Exercise directions: Once you have read the entries, copy all of them exactly.

[Collected data entries]

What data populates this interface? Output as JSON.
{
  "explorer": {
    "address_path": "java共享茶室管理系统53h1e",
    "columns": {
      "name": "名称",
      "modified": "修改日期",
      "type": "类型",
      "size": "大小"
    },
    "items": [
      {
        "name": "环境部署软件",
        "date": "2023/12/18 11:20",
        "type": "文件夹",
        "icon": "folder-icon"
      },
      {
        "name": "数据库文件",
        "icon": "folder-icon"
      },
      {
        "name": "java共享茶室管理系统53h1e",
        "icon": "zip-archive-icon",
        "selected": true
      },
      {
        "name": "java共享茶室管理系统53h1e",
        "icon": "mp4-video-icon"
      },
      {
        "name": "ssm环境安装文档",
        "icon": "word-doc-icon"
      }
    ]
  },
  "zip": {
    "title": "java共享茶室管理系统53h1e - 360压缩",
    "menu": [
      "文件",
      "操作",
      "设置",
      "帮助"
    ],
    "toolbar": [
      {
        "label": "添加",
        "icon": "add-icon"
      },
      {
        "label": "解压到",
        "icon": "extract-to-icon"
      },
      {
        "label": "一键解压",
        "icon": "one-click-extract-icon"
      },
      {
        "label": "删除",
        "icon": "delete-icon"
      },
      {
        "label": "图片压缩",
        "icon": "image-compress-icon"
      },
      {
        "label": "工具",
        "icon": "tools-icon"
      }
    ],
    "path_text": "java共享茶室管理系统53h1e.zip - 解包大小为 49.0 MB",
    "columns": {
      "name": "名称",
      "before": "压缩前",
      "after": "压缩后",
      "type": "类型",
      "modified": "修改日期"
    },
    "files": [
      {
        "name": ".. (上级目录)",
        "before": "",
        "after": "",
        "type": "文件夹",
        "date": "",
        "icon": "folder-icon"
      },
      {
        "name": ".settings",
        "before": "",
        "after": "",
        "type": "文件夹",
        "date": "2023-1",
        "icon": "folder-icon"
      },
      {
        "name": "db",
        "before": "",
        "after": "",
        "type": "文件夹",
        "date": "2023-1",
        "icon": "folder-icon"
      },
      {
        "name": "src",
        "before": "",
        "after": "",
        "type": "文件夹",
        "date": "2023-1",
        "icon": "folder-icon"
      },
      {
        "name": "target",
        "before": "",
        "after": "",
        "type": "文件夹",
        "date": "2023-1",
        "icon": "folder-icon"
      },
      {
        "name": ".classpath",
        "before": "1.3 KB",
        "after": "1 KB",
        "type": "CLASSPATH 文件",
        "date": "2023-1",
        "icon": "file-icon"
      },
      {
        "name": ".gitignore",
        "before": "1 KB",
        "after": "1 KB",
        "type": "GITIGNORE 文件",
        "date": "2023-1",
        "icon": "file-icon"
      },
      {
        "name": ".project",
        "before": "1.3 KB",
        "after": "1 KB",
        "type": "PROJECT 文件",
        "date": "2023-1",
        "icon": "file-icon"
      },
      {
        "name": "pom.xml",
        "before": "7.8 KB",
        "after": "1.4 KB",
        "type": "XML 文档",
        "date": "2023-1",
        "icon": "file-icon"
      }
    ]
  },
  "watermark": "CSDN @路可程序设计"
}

Task response:
What data populates this interface? Output as JSON.
{
  "explorer": {
    "address_path": "java共享茶室管理系统53h1e",
    "columns": {
      "name": "名称",
      "modified": "修改日期",
      "type": "类型",
      "size": "大小"
    },
    "items": [
      {
        "name": "环境部署软件",
        "date": "2023/12/18 11:20",
        "type": "文件夹",
        "icon": "folder-icon"
      },
      {
        "name": "数据库文件",
        "icon": "folder-icon"
      },
      {
        "name": "java共享茶室管理系统53h1e",
        "icon": "zip-archive-icon",
        "selected": true
      },
      {
        "name": "java共享茶室管理系统53h1e",
        "icon": "mp4-video-icon"
      },
      {
        "name": "ssm环境安装文档",
        "icon": "word-doc-icon"
      }
    ]
  },
  "zip": {
    "title": "java共享茶室管理系统53h1e - 360压缩",
    "menu": [
      "文件",
      "操作",
      "设置",
      "帮助"
    ],
    "toolbar": [
      {
        "label": "添加",
        "icon": "add-icon"
      },
      {
        "label": "解压到",
        "icon": "extract-to-icon"
      },
      {
        "label": "一键解压",
        "icon": "one-click-extract-icon"
      },
      {
        "label": "删除",
        "icon": "delete-icon"
      },
      {
        "label": "图片压缩",
        "icon": "image-compress-icon"
      },
      {
        "label": "工具",
        "icon": "tools-icon"
      }
    ],
    "path_text": "java共享茶室管理系统53h1e.zip - 解包大小为 49.0 MB",
    "columns": {
      "name": "名称",
      "before": "压缩前",
      "after": "压缩后",
      "type": "类型",
      "modified": "修改日期"
    },
    "files": [
      {
        "name": ".. (上级目录)",
        "before": "",
        "after": "",
        "type": "文件夹",
        "date": "",
        "icon": "folder-icon"
      },
      {
        "name": ".settings",
        "before": "",
        "after": "",
        "type": "文件夹",
        "date": "2023-1",
        "icon": "folder-icon"
      },
      {
        "name": "db",
        "before": "",
        "after": "",
        "type": "文件夹",
        "date": "2023-1",
        "icon": "folder-icon"
      },
      {
        "name": "src",
        "before": "",
        "after": "",
        "type": "文件夹",
        "date": "2023-1",
        "icon": "folder-icon"
      },
      {
        "name": "target",
        "before": "",
        "after": "",
        "type": "文件夹",
        "date": "2023-1",
        "icon": "folder-icon"
      },
      {
        "name": ".classpath",
        "before": "1.3 KB",
        "after": "1 KB",
        "type": "CLASSPATH 文件",
        "date": "2023-1",
        "icon": "file-icon"
      },
      {
        "name": ".gitignore",
        "before": "1 KB",
        "after": "1 KB",
        "type": "GITIGNORE 文件",
        "date": "2023-1",
        "icon": "file-icon"
      },
      {
        "name": ".project",
        "before": "1.3 KB",
        "after": "1 KB",
        "type": "PROJECT 文件",
        "date": "2023-1",
        "icon": "file-icon"
      },
      {
        "name": "pom.xml",
        "before": "7.8 KB",
        "after": "1.4 KB",
        "type": "XML 文档",
        "date": "2023-1",
        "icon": "file-icon"
      }
    ]
  },
  "watermark": "CSDN @路可程序设计"
}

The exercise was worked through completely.